Whenever a line in the records below contains "time", pick it out.

Excerpts from a dataset:
┄┄┄┄┄┄

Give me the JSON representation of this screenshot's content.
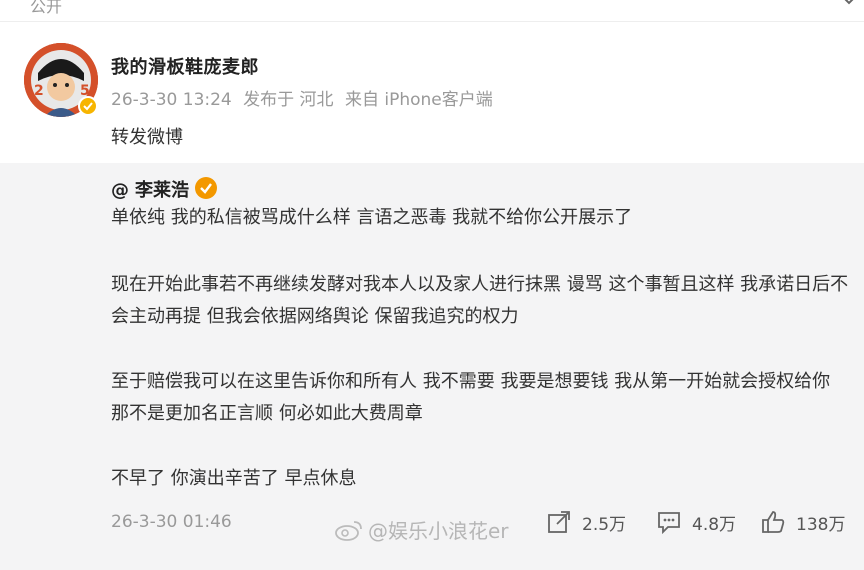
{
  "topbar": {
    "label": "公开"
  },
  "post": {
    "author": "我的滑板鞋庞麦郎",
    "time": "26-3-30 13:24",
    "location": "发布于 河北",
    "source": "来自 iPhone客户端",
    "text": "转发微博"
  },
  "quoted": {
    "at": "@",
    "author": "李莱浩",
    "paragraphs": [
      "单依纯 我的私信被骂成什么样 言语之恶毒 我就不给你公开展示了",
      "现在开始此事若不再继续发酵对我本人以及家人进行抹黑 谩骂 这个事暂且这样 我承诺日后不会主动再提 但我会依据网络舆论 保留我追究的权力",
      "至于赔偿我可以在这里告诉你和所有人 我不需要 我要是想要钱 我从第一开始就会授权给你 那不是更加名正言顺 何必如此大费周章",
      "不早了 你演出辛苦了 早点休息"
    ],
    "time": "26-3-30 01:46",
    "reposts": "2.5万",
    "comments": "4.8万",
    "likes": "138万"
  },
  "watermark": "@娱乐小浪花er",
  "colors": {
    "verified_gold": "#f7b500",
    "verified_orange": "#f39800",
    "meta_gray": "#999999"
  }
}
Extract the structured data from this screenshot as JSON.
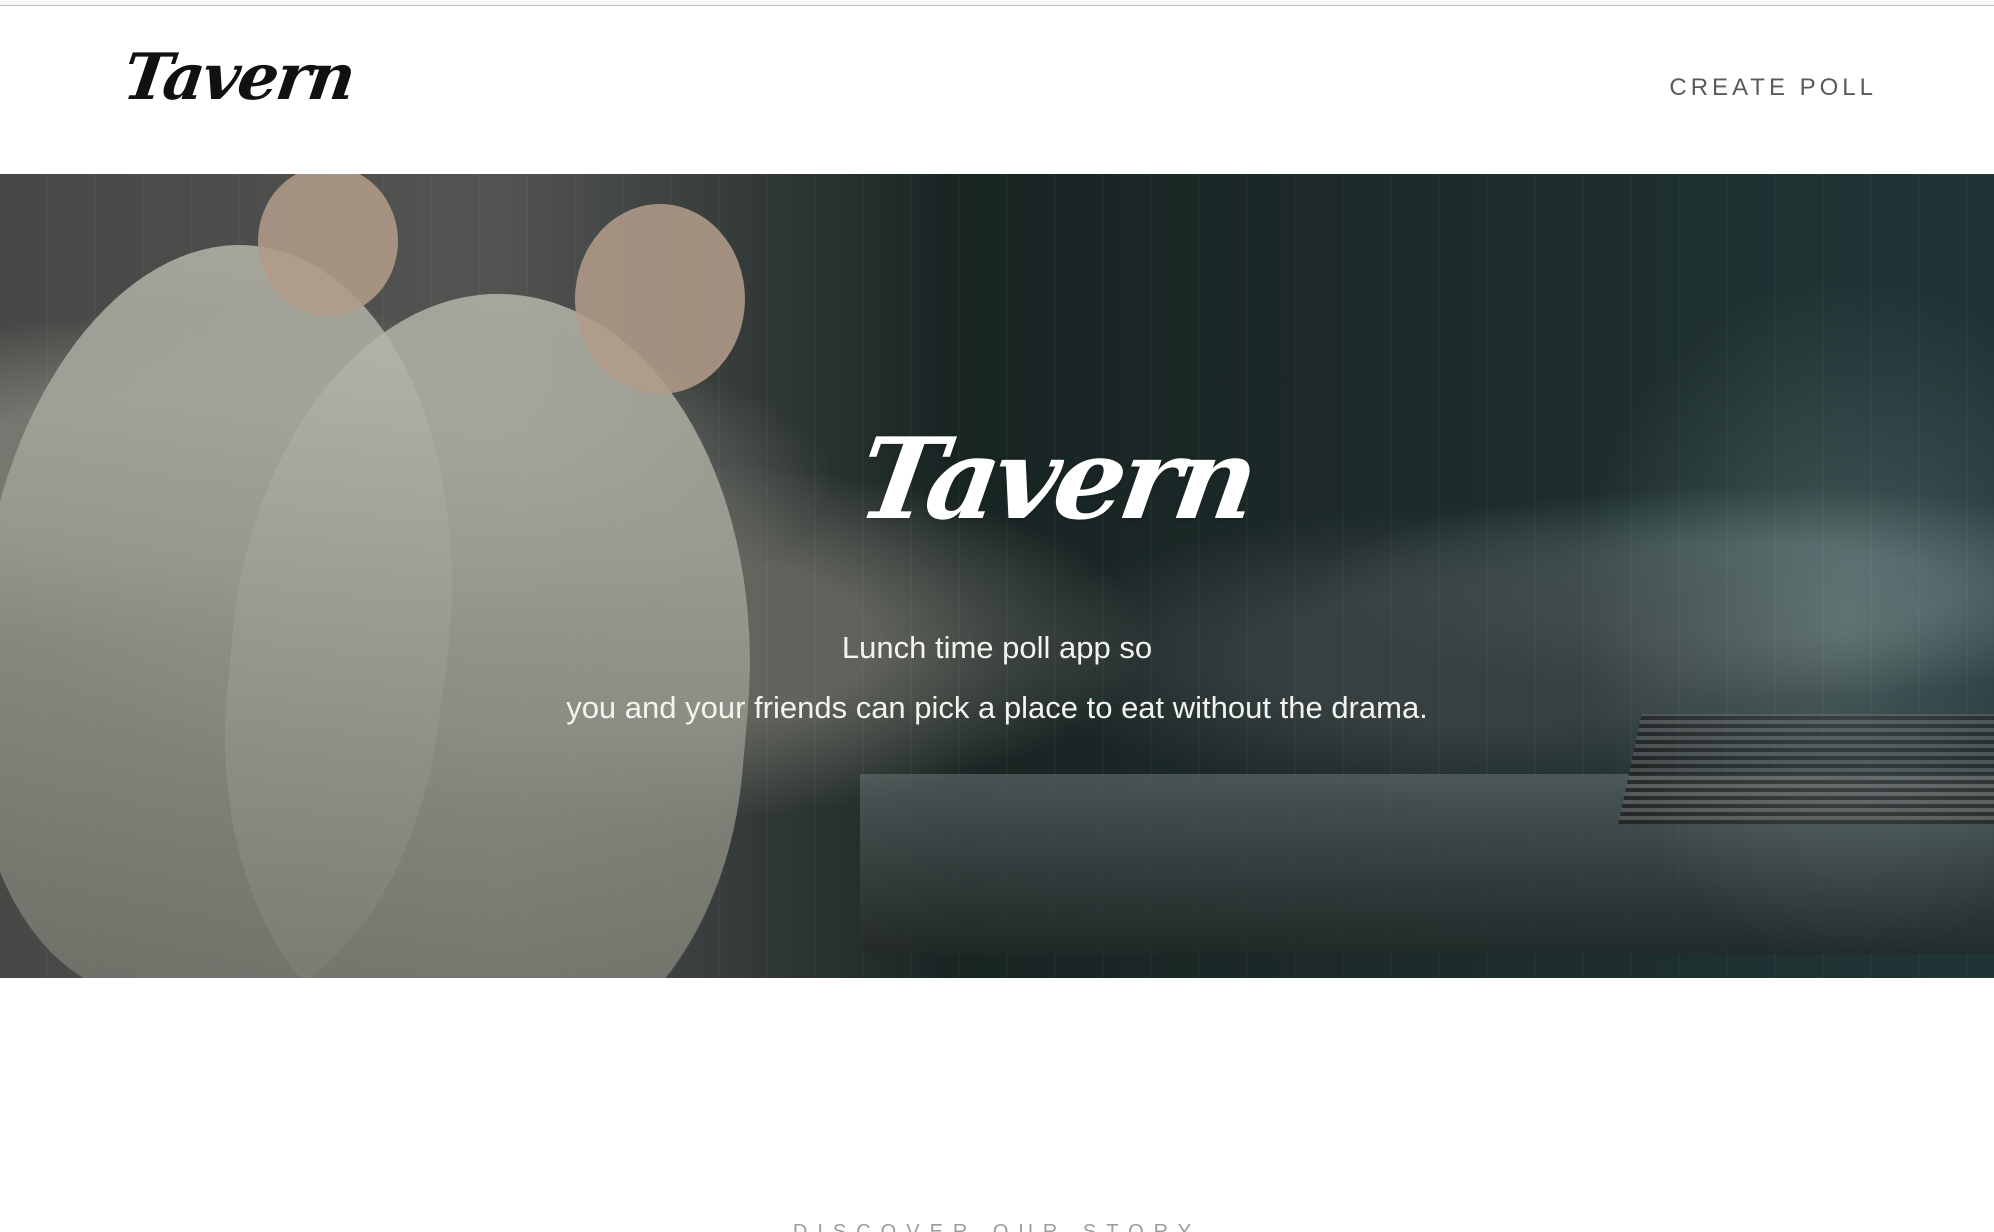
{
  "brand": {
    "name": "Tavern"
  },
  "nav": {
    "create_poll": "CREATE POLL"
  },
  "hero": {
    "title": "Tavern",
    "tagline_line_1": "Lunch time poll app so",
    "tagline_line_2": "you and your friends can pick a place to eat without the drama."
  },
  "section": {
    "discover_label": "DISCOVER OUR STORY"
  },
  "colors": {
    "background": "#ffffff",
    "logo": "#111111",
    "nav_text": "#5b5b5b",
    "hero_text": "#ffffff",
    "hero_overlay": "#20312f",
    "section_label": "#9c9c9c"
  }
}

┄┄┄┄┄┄

- Answer space:
    "time": "26-3-30 13:24",
    "time": "26-3-30 01:46",
    "tagline_line_1": "Lunch time poll app so",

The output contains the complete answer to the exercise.